Paid Work Agreements: Social Enterprise within Recovery Housing

Creating Paid Work Agreements for Recovery Housing > Paid Work Agreements: Social Enterprise within Recovery Housing


Many recovery homes see the value in assisting residents with employment as a recovery goal. Connecting residents to employment and job training improves recovery related outcomes.  Therefore, a recovery housing program can start employment programs that teach job skills to a resident.

But an organization must be sure that they are keeping some separation between an employment program and the housing program.

For an example – a recovery home starts a social enterprise where a resident living in the recovery home learn a job skill, such as catering.  A resident moves into the home and starts working at a catering company that works as a social enterprise.

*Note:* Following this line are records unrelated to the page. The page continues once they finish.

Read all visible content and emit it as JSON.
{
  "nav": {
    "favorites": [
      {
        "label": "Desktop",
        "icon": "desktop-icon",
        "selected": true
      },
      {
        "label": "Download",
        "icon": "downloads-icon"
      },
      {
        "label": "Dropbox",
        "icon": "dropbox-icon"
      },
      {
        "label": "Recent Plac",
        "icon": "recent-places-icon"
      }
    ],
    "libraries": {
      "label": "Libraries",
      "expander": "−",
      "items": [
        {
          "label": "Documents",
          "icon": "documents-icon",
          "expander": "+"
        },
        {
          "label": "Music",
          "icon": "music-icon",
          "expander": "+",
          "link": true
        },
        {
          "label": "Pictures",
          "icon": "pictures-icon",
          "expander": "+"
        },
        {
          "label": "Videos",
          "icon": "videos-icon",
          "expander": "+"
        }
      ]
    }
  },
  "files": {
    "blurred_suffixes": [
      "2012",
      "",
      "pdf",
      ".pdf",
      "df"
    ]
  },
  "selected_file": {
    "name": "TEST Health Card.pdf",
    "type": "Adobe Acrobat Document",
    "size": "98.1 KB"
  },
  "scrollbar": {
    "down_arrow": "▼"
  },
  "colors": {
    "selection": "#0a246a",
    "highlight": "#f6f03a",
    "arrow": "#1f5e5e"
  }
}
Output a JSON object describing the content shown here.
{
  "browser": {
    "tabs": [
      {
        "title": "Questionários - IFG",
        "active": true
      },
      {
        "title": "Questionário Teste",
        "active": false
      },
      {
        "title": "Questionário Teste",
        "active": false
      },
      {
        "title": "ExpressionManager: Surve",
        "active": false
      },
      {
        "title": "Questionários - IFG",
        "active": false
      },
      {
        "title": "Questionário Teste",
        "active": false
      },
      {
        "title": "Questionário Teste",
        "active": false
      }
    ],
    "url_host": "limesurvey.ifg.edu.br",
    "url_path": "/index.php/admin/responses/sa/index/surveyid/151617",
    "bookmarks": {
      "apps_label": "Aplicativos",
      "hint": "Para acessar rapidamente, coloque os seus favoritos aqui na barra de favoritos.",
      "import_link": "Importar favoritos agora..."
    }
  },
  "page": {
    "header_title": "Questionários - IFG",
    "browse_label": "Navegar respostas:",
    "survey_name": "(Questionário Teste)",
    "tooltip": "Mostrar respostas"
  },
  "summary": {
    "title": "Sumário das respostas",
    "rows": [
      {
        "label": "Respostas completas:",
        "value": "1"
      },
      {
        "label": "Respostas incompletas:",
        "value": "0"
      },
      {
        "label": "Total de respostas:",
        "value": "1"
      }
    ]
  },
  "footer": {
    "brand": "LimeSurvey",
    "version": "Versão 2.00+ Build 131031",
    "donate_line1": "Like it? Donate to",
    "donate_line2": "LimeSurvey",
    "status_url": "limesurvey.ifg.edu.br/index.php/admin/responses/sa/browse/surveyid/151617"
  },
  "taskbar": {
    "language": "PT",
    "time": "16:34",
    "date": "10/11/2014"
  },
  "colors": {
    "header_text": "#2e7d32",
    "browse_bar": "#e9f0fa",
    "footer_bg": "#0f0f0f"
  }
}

After a couple of weeks, the resident realizes how much they dislike working in food service, so, the resident quits the job training program and gets a job at a retail store as a cashier.

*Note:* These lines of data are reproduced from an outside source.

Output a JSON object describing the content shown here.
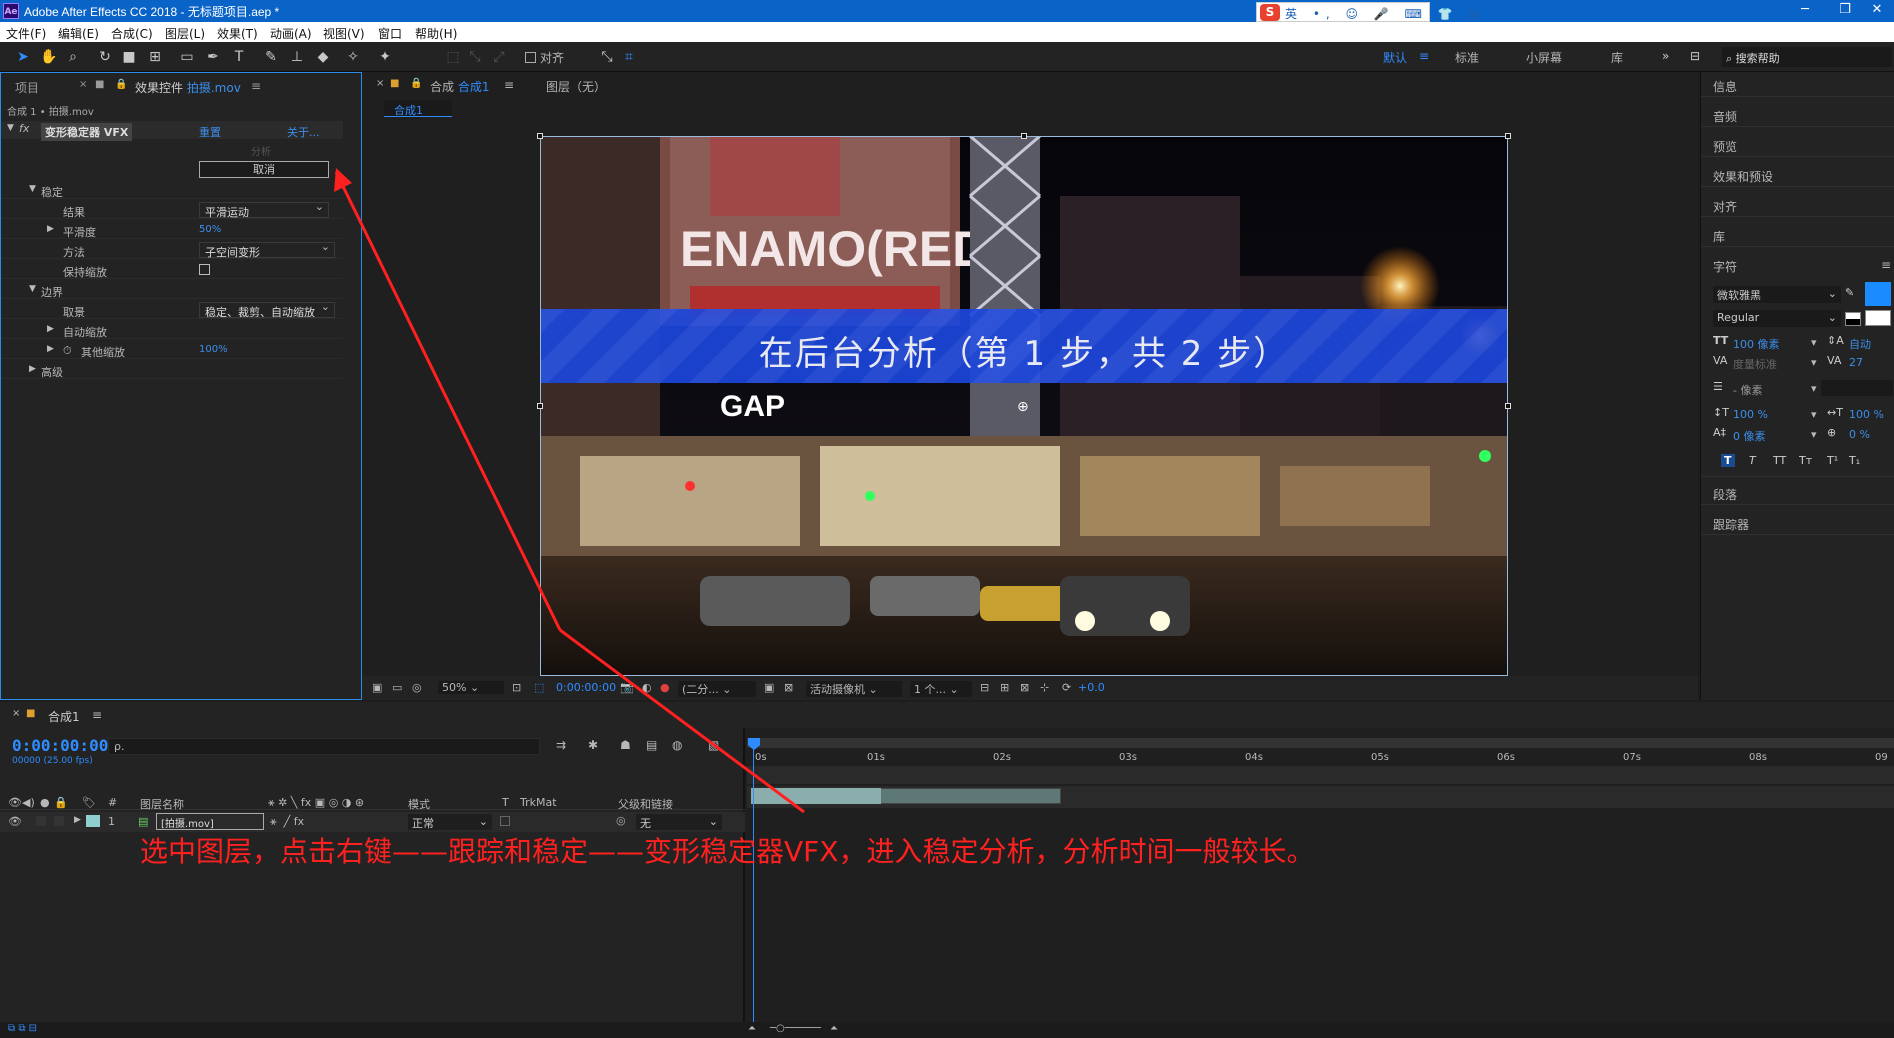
{
  "titlebar": {
    "title": "Adobe After Effects CC 2018 - 无标题项目.aep *",
    "app_icon_text": "Ae",
    "ime_logo": "S",
    "ime_items": "英 •, ☺ 🎤 ⌨ 👕 ▦",
    "minimize": "─",
    "maximize": "❐",
    "close": "✕"
  },
  "menu": [
    "文件(F)",
    "编辑(E)",
    "合成(C)",
    "图层(L)",
    "效果(T)",
    "动画(A)",
    "视图(V)",
    "窗口",
    "帮助(H)"
  ],
  "toolbar": {
    "snap_label": "对齐",
    "workspaces": [
      "默认",
      "标准",
      "小屏幕",
      "库"
    ],
    "more": "»",
    "search_placeholder": "搜索帮助"
  },
  "effect_panel": {
    "tab_project": "项目",
    "tab_effects": "效果控件",
    "tab_effects_file": "拍摄.mov",
    "tab_menu": "≡",
    "breadcrumb": "合成 1 • 拍摄.mov",
    "fx_badge": "fx",
    "effect_name": "变形稳定器 VFX",
    "reset": "重置",
    "about": "关于...",
    "analyze_label": "分析",
    "cancel_button": "取消",
    "rows": {
      "stabilize": "稳定",
      "result": "结果",
      "result_value": "平滑运动",
      "smoothness": "平滑度",
      "smoothness_value": "50%",
      "method": "方法",
      "method_value": "子空间变形",
      "preserve_scale": "保持缩放",
      "borders": "边界",
      "framing": "取景",
      "framing_value": "稳定、裁剪、自动缩放",
      "auto_scale": "自动缩放",
      "additional_scale": "其他缩放",
      "additional_scale_value": "100%",
      "advanced": "高级"
    }
  },
  "comp_panel": {
    "tab_comp_prefix": "合成",
    "tab_comp_name": "合成1",
    "tab_menu": "≡",
    "tab_layer": "图层（无）",
    "sub_tab": "合成1",
    "overlay_text": "在后台分析（第 1 步，共 2 步）",
    "scene_text_billboard": "ENAMO(RED)",
    "scene_text_store": "GAP",
    "viewer_bar": {
      "zoom": "50%",
      "timecode": "0:00:00:00",
      "resolution": "(二分...",
      "camera": "活动摄像机",
      "views": "1 个...",
      "exposure": "+0.0"
    }
  },
  "right_panel": {
    "sections": [
      "信息",
      "音频",
      "预览",
      "效果和预设",
      "对齐",
      "库",
      "字符"
    ],
    "font_family": "微软雅黑",
    "font_style": "Regular",
    "font_size": "100 像素",
    "leading": "自动",
    "kerning": "度量标准",
    "tracking": "27",
    "stroke": "- 像素",
    "vscale": "100 %",
    "hscale": "100 %",
    "baseline": "0 像素",
    "tsume": "0 %",
    "styles": [
      "T",
      "T",
      "TT",
      "Tт",
      "T¹",
      "T₁"
    ],
    "sections_below": [
      "段落",
      "跟踪器"
    ],
    "fill_color": "#1a8cff"
  },
  "timeline": {
    "tab_close": "×",
    "tab_name": "合成1",
    "tab_menu": "≡",
    "timecode": "0:00:00:00",
    "fps": "00000 (25.00 fps)",
    "search_icon": "ρ.",
    "columns": {
      "num": "#",
      "layer_name": "图层名称",
      "mode": "模式",
      "t": "T",
      "trkmat": "TrkMat",
      "parent": "父级和链接"
    },
    "layer": {
      "num": "1",
      "name": "[拍摄.mov]",
      "mode": "正常",
      "parent": "无"
    },
    "ruler": [
      "0s",
      "01s",
      "02s",
      "03s",
      "04s",
      "05s",
      "06s",
      "07s",
      "08s",
      "09"
    ],
    "instruction": "选中图层，点击右键——跟踪和稳定——变形稳定器VFX，进入稳定分析，分析时间一般较长。"
  },
  "colors": {
    "accent": "#2f8cff",
    "annotation": "#ff2020",
    "titlebar": "#0a64c8",
    "overlay_band": "#1c46dc"
  }
}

Now, the resident has a job, is still paying their rent, and is otherwise engaged in all of the recovery oriented programming in house.

This resident should not automatically lose their housing because food service and catering turned out not to be their career path.  Even if they are not participating in the social enterprise that is associated with the recovery home, they are still meeting their recovery goals and should be able to continue to live in the recovery home.

Similarly, if something happens in an employment situation where a resident loses their job, they should not automatically lose their housing as well.